Engaging the community and the individual. A repeatedly good user experience will eventually lead to advocacy. The lateral communication which is now possible within any web community means that a few, loyal customers can help spread your messages wider than traditional push campaigns ever could.

The week the web overtook ‘old’ media?

June 17, 2009 1 comment

iran The last few days have been historic in  Iran. It has been amazing to watch, and  more amazing is the fact we have been  able to watch! I think we have witnessed  not only a major point in history for Iran  as a nation, but also a watershed moment  for the web vs traditional media.

As soon as protesters started taking to the  streets after Thursday’s election results,  the media channels were quickly stifled. Foreign journalists were sent packing and the state run media channels went into propaganda mode.

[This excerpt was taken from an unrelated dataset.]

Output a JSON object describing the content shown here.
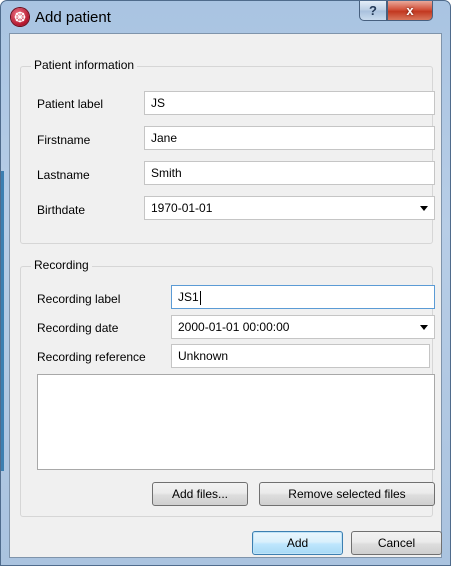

Ten years ago, that would have been that in terms of information flow. However, in the last few days we have seen a generation of people who have grown up with the web, use it for exactly what I think it was invented for – communication and interaction with the rest of the world. Using Twitter, Facebook, Flickr and various blogs, some via proxy IP’s as the government tried in vain to stem the flow of information, the people of Iran with the help of Iranian exiles have let the rest of the world, and the traditional media, see what is actually happening in Tehran.

The youth of Iran, which make up 60% of the population, will for the rest of their lives see the web, and the websites and tools they have used over the last few days,  as their way to communicate and source information to and from the outside world. Having had state controlled media for so long, I would be very surprised if they ever see TV, Radio or press as their primary source of information in the future. They will rely on the collective wisdom of real people exchanging information on the web.

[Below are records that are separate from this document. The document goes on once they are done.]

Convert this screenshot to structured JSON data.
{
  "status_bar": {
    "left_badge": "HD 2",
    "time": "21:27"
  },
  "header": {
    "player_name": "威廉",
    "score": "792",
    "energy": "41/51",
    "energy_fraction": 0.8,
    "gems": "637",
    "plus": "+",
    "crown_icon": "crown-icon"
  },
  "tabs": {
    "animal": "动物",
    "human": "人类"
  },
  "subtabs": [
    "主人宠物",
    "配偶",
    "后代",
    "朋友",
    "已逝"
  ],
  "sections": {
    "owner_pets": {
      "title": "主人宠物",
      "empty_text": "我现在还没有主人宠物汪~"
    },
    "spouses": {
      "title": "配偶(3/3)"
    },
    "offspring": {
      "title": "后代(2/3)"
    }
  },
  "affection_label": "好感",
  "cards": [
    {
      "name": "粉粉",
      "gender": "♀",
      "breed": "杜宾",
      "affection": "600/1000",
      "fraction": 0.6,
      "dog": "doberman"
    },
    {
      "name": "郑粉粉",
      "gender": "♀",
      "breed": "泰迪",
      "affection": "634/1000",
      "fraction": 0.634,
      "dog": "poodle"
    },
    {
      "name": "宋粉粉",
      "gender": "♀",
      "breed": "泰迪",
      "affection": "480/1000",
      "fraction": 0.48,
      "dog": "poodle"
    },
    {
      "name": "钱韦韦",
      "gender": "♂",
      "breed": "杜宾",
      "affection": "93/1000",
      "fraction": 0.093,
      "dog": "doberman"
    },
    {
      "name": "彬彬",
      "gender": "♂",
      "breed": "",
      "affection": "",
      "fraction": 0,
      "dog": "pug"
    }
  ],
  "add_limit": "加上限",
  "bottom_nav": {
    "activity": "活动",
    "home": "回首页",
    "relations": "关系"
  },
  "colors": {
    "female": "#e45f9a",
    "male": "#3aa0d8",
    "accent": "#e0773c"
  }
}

There have been many articles and an uprising on Twitter, criticising the traditional media’s coverage and Brian Solis writes an excellent post on Techcrunch http://www.techcrunch.com/2009/06/17/is-twitter-the-cnn-of-the-new-media-generation/ , reporting on the 140 Characters Conference (#140conf) in New York. I think Ann Curry’s comment is particularly telling, “…we have to look at whether or not mainstream media is covering the world fast enough and the answer is no.” She then concluded, “Should we be? Yes. But, right now, we can’t keep pace.”

Traditional media will not be dying out anytime soon, which is a good thing but the gauntlet has certainly been thrown down for speed of delivery of breaking news. We still need to filter out the unwanted noise and the bullshit which inevitably finds its way into any online conversation and many have been quick to question how much we should rely on social media as a ‘trusted source of information’ and to an extent I agree. I think the difference here is that the posts on the social media sites are being used by the traditional media. So, I am guessing the professional journalists and broadcasters have done their usual checks and deemed the content worthy.

The social web has democratized information meaning traditional media channels are not the only gate keepers to trusted content anymore.

Hopefully future posts will be more business, brand, PR, marketing, research, future of social media-esque and I think all of the issues above can be related to businesses and how they need to operate in the online world. The balance of power in a marketing and branding sense is shifting (and quickly) from the company to the consumer. It is no use shouting at or interrupting customers with traditional advertising and marketing techniques as future consumers will see right through all the bullshit…and then tell their mates about it! Brands need to be more human in their approach.

Listening to the conversations of customers, talking in the correct way to those that want to talk and energizing the ones who really give a shit will create so much more value.